My mother was the girl who pushed the witch into the oven, only it wasn’t quite like you’ve heard. She entered the witch’s house alone. Her siblings—there were four of them—weren’t survivors. When their parents left them by that fire deep in the woods, the first child climbed a tree and wrapped herself in a cocoon she would never emerge from; the second chopped wood for hours on end until, his vision blurry, he mistook his legs for logs and bled out in intricate rivulets; the third buried himself beside a poison ivy, and the ivy crept spider-like along the forest floor; the fourth submerged herself in a murmuring lagoon.
My mother wasn’t fooled by the bread walls, the cake roof, the window panes made of sugar. She knew that sweetness was often a trick.
But always, she took what she could get.
You know what happened next.
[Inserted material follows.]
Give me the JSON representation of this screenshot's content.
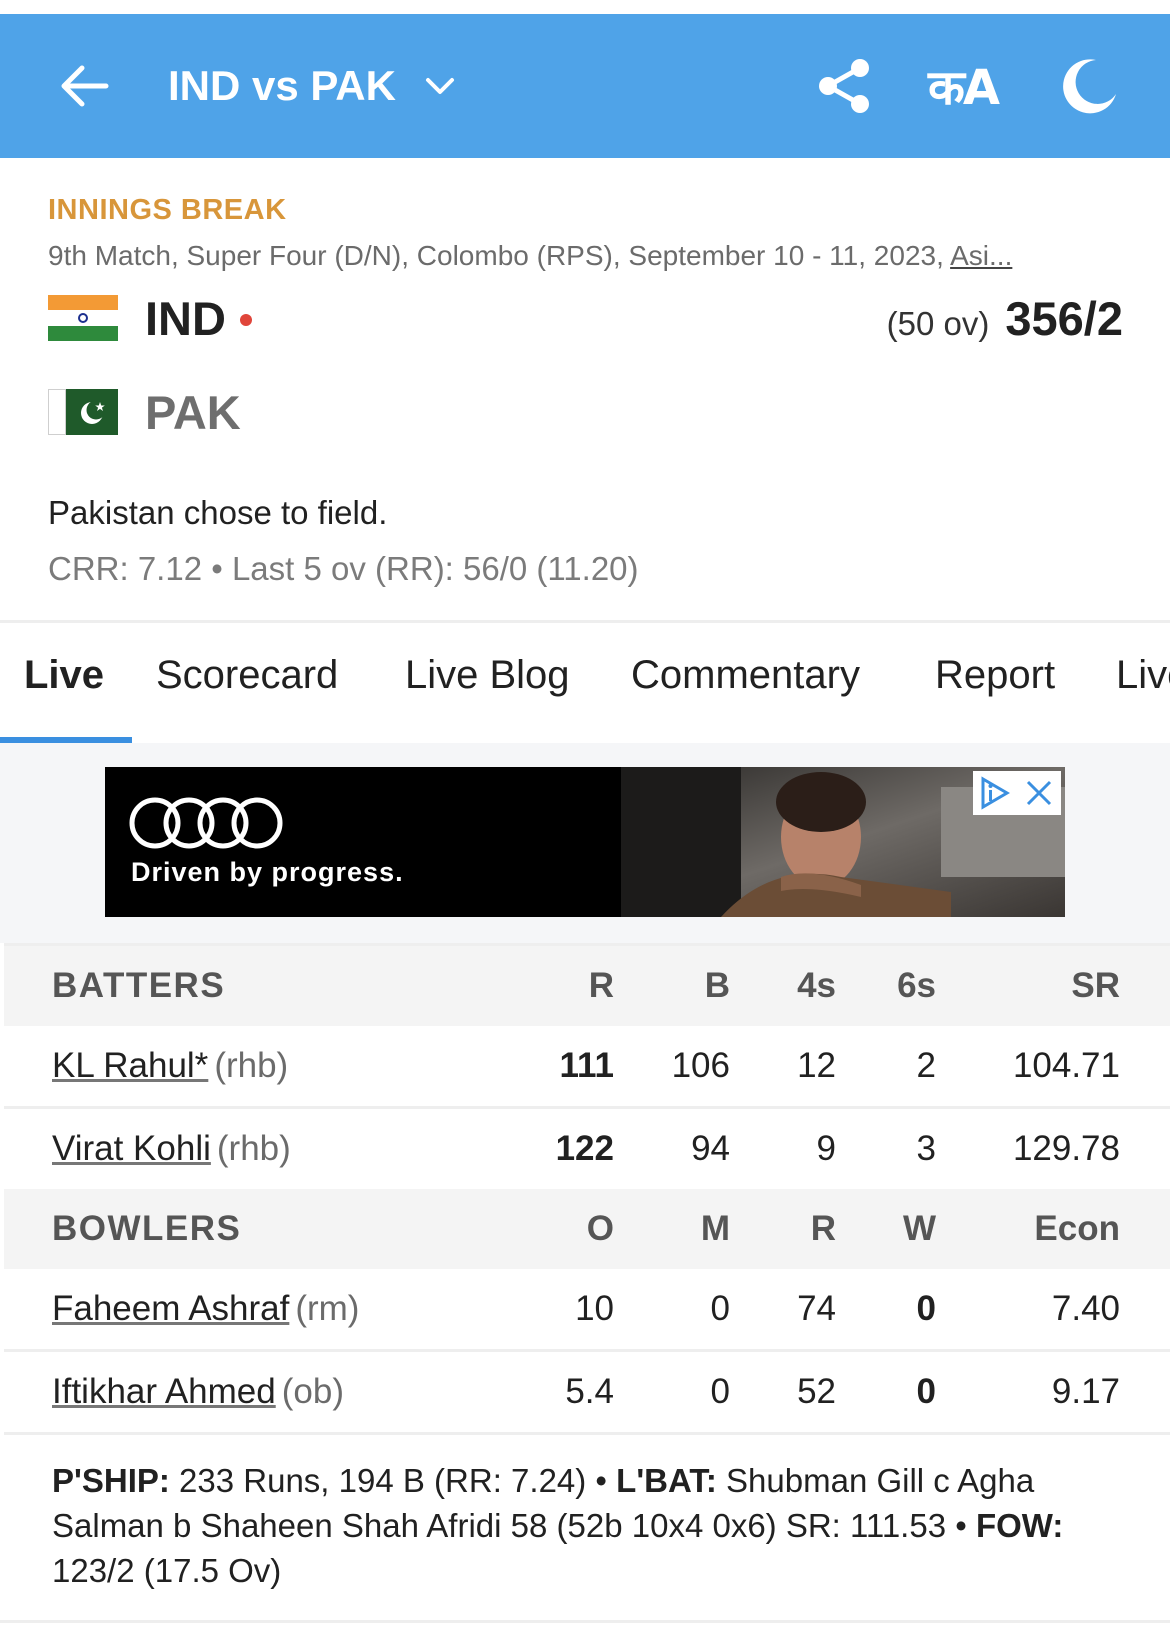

The witch took her in, gave her free rein of the pantry.
What you might not know is that life with the witch was not all bad. There was food aplenty; a warm, soft place to sleep. In the evenings, they sat by the hearth and told stories.
For her room and board, my mother had chores, and yes, the witch was sometimes on her back. My mother kneaded the dough too roughly; she swept the floors too harshly; she clanked the dishes too loudly. But, my mother conceded, the witch’s criticisms were not unjust. My mother never was much of a homemaker.
This business about the oven, my mother didn’t see it coming. Sure, the witch remarked on the fit of her clothes, the curves of her flesh. What woman didn’t assess the bodies of the girls in her care? And the witch, she couldn’t have been more lovely about it—never a cruel word, only flattery. It wasn’t until the witch instructed her one day to stick her head inside the oven to check that it was hot that my mother gleaned she’d been duped. My mother nursed her broken heart by sucking severed pieces of sugar window pane while the witch’s scream dwindled in the fire.
The part my mother didn’t tell me, the part I know without a doubt to be true, is that she trusted no one thereafter. Yet she married and gave birth to a daughter of her own.
About the Author:
Michelle Ross's fiction has most recently appeared or is forthcoming in The Adroit Journal, Arroyo Literary Review, Bird's Thumb, The Common, Hobart, Necessary Fiction, SmokeLong Quarterly, and Synaesthesia Magazine. She's Fiction Editor for Atticus Review.